Is it legal to remove cabinets from your home if it is being foreclosed on?
My home is being foreclosed on and I am wondering if it is legal to remove my kitchen cabinets that I installed from my house before the back takes it back? If it is not legal what are the consequences?
The general rule is that homeowners can take any personal belongings, but must leave all fixtures related to the property. Determining what a fixture is can be one of the difficult questions about moving, whether it is a foreclosure situation or not. Especially because many items in a house hold sentimental value, as well as functional value, homeowners need to carefully evaluate what might be considered personal property and what needs to stay with the house as real property.
There are a few questions homeowners should ask themselves to figure out which appliances are fixtures and which are not. First, will removing it cause damage to the property or make it unlivable ? Thus, unplugging the dryer and washing machine and moving them will probably not cause any damage. Taking out the furnace and outside air conditioner, on the other hand, may cause damage, not to mention this will make the house difficult to live in without any source of heat. The same goes for ceiling fans and light fixtures. Homeowners can also not take the antique front door or any doorknobs, as these count as fixtures. But big items like the refrigerator can be unplugged and easily moved out. The keys to the house also count as fixtures, because they are integrally related to the property, and not having keys to doors will make the house difficult to enter, and make the doorknob fixtures useless, necessitating expenditures by the new owners to change all of the locks.

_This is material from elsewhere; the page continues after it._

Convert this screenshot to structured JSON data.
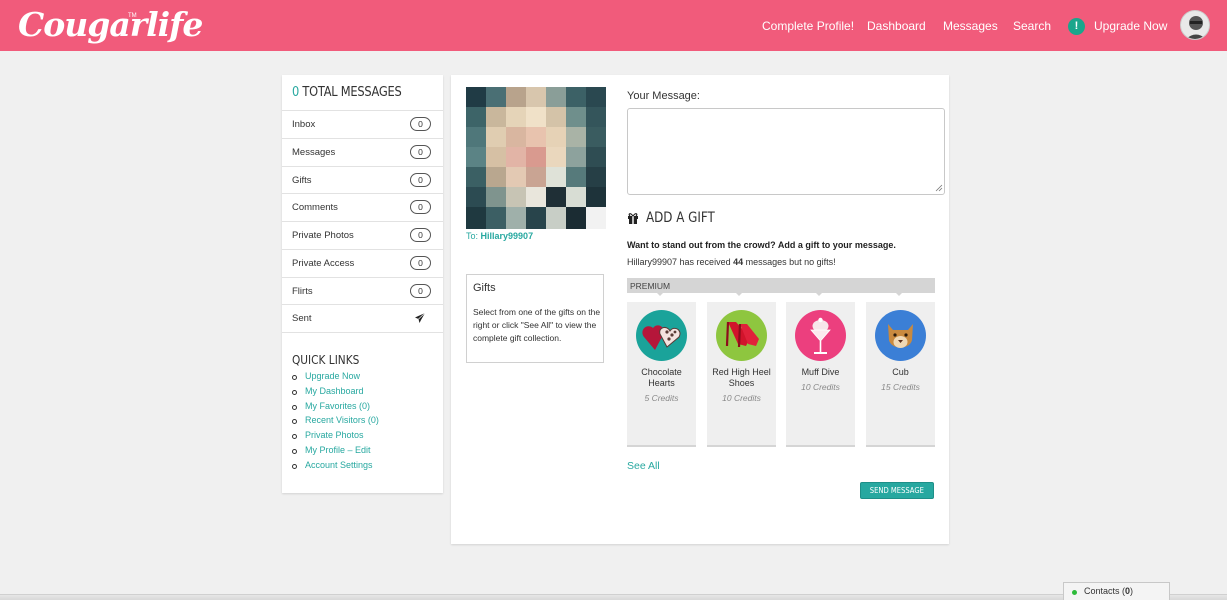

Foreclosure victims also need to ask the question of what was the original intent of the item: as a permanent item or something to be moved easily? Permanent items like the furnace and sink faucets and copper pipes should stay. So should the glass in the cabinet doors. However, if the homeowners moved into the property and the previous owners left a desk in the basement or a microwave they did not take with them, the homeowners have every right to take those items, since they were probably meant to be personal property. Just the fact of being left in a property after a transfer of ownership does not automatically make the items fixtures.
The last question homeowners need to consider when moving out of a house after foreclosure is if the item is attached to the property in some way. They are free to remove bookshelves that they built on their own after purchasing kits from Target. However, the built-in library should probably stay, as it is attached to the property and removing it would case damage and a loss of value. The grill with propane tank can be moved and is not attached, but the huge propane tank attached to the outside of the house to provide heat in winter and the hot water heater are attached firmly to the piping and integral to the functioning of the property. Thus, they must stay, along with the items that make them work, such as pipes, gauges, and other minor items used with the larger fixture.

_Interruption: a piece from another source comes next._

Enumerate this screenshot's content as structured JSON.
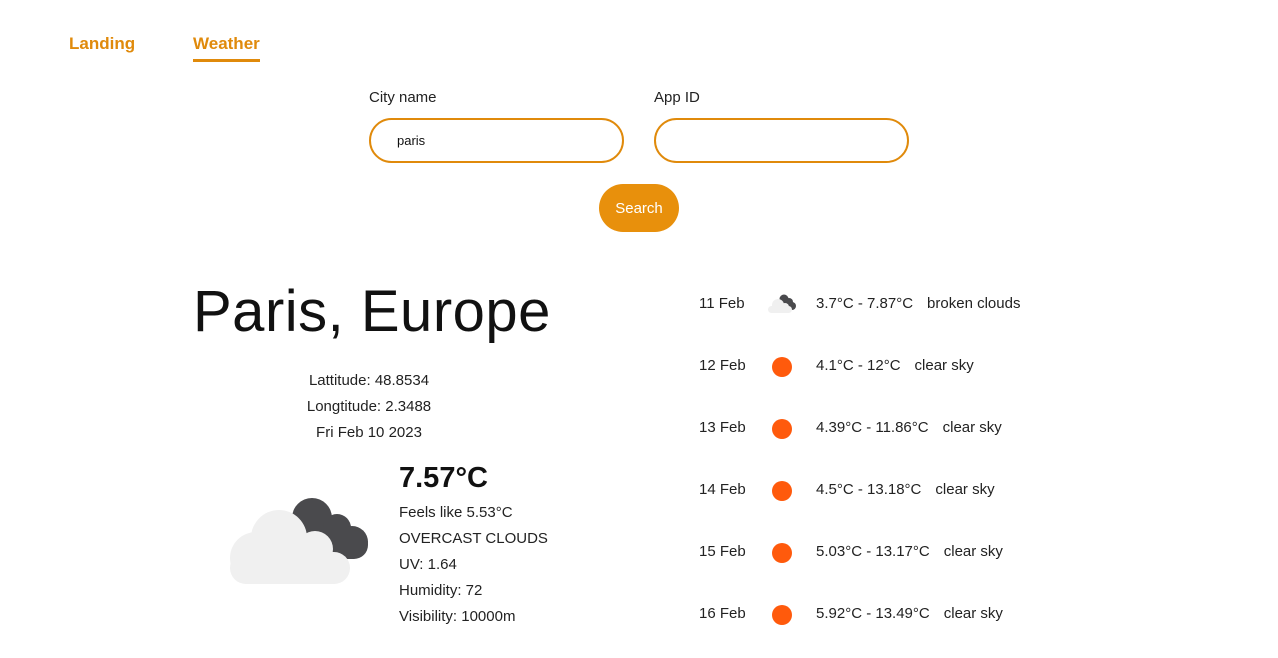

By now you have gathered that the cabinets are probably considered a fixture. I am assuming that they are probably expensive which is why you wish to take them with you. Had they been replaced upon remodel with inexpensive cabinets you probably would not care as much. And as long as there would have been no damage to the area or renovation that made it unlivable as indicated above you would have been fine.
Try and see if anyone can help you with the foreclosure. Seek out a reputable company as there are many scam artists out there now. Good luck.